Someone once said that a nation needs leaders to thrive. Here, leader is not only referring to political office, but to the wider application of people who take centerstage and play a leadership role for others to follow. In other words, these are – will be – the trailblazer. Any nation that has a dearth of this type of leadership will not progress, or if it does, it will be a snail’s pace.

Though this is not a gigantic or unsurmountable problem, it requires a focused and concerted effort to solve. In The Gambia, one of the main problems we face and continue to face, is patriotism – or the lack thereof. Patriotism which will see a person prefer the nation over self; take risks even, just to ensure that the interest of the nation at large is protected, and the good image of the country preserved.

In order to do this and infuse love of nation in our people – particularly the young – we need to have mechanisms to make sure that they know their great ones and what they have done for the nation. They need to know that we have had great sons and daughters of this country who sacrificed everything to ensure that the country prevails. This is why it is important for us to rewrite our history and project our people in the right light. This means that we do not have to leave the writing of our history or the description of our nation to people like Berkeley Rice.
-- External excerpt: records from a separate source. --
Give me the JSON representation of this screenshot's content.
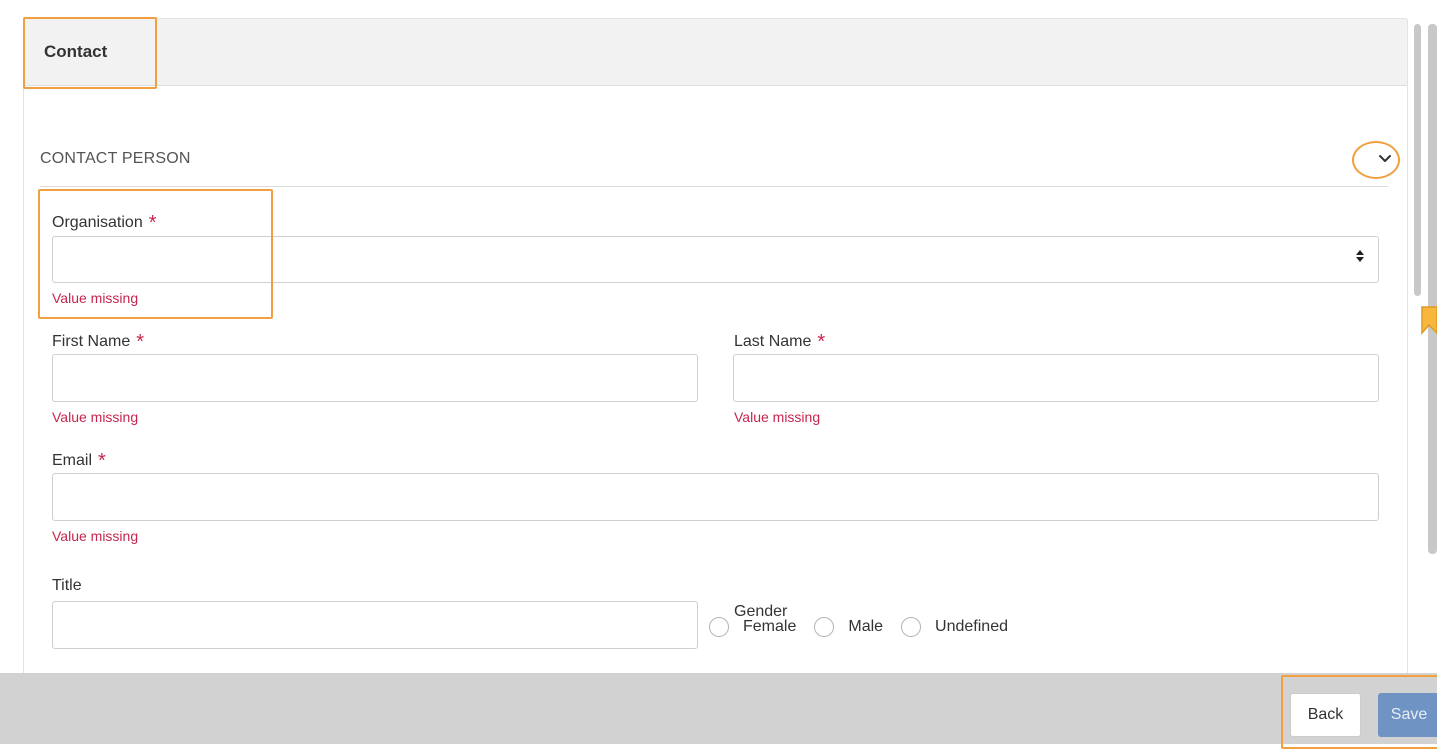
{
  "panel": {
    "title": "Contact"
  },
  "section": {
    "title": "CONTACT PERSON"
  },
  "fields": {
    "organisation": {
      "label": "Organisation",
      "required": "*",
      "value": "",
      "error": "Value missing"
    },
    "first_name": {
      "label": "First Name",
      "required": "*",
      "value": "",
      "error": "Value missing"
    },
    "last_name": {
      "label": "Last Name",
      "required": "*",
      "value": "",
      "error": "Value missing"
    },
    "email": {
      "label": "Email",
      "required": "*",
      "value": "",
      "error": "Value missing"
    },
    "title": {
      "label": "Title",
      "value": ""
    },
    "gender": {
      "label": "Gender",
      "options": [
        "Female",
        "Male",
        "Undefined"
      ]
    }
  },
  "footer": {
    "back_label": "Back",
    "save_label": "Save"
  },
  "colors": {
    "accent_highlight": "#f0a040",
    "error": "#c7254e",
    "save_button": "#6f93c2"
  },
  "icons": {
    "collapse": "chevron-down-icon",
    "select": "sort-arrows-icon",
    "bookmark": "bookmark-icon"
  }
}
This is where Hassoum Ceesay comes in. Hassoum is a walking encyclopedia of Gambian history, as someone told me not long ago. He has been doing a great job of researching and documenting the traits and feats of some great individuals who trailed the blaze for many a young Gambian. I have read a lot about some very prominent Gambians and now know a little about them and their sacrifices, thanks to Hassoum Ceesay.

The latest such effort is on Pierre Sarr Njie commonly known as PS Njie. The book is entitled Founding Fathers PS Njie A Moral Biography. In this book, Hassoum has brought to life the great and significant contributions of this great son of the land. Reading this book, I was filled with admiration for this great man who until now, I didn’t know much about; quite like Edward Francis Small on whom little was – is – known. There is an acute need to shed light on the lives of these people. This is what will make the young have a focal point, so to speak, role models to look up to and aspire to be like.

It is avoiding the same pitfall we fell into regarding these stalwarts that I am writing this piece to shed light on Mr Hassoum Ceesay. Famara Fofana, author of When My Village Was My Villageand Recollections of an African Child, point out to me that there is a need for someone – or better still some young people – to follow on the footsteps of Hassoum Ceesay and understudy the great work he is doing. I totally agree with him because Hassoum is indeed a trailblazer like the great sons and daughters of The Gambia that he is telling us about. There should be some young people who follow in his footsteps so that they can continue from wherever he stops.

His personality is a pleasant one. He is a keen listener and is an inspiration to many young people in this country. He encourages and nurtures talent in whomever he spots it, and trust me, he has a keen eye for that. I am mostly speaking from personal experience here. Hassoum is very humble and unassuming despite his vast knowledge of the history of this nation.

Most of the time, when I visit Mr Ceesay at the National Council for Arts and Culture where he works, I find him buried in books and old newspapers from which he conducts his research of what used to obtain decades ago. I remember he showed me one particular passage from an old newspaper which was of the 1940s, if my memory serves me right, where great issues of national import were discussed. That is Hassoum for you, always seeking knowledge.

Mr Ceesay is humble and very open. Many new writers find an ally in him. Due to his tenacious support and encouragement, they have the courage and the zeal to continue and become published authors. Hassoum does not discriminate and gives each individual the ear to speak to, then offers valuable advice on how to move on.

His love for The Gambia is unmatched. Once he showed me an article published in the 1950s or around that time which was a letter from one of the colonialists talking about how groundnut crops cultivation was transported from the Gambia to the other colonies like Nigeria Sierra Leone and Ghana! He was beaming with pride that the Gambia was the country that gave the subregion what became the main cash crop. Here is a patriot!

It is for this reason that I reiterate a call I made earlier on for our education system to be reviewed to include subjects that will instill the love of nation in our young ones. One of the ways in which we can do that is to include the study of these people in our school system perhaps as early as in primary school. The books published by Hssoum Ceesay are based on very credible research and their inclusion in the books studied in school will be of great benefit to the country.

Hail hassoum Ceesay!

Tha Scribbler Bah

A Concerned Citizen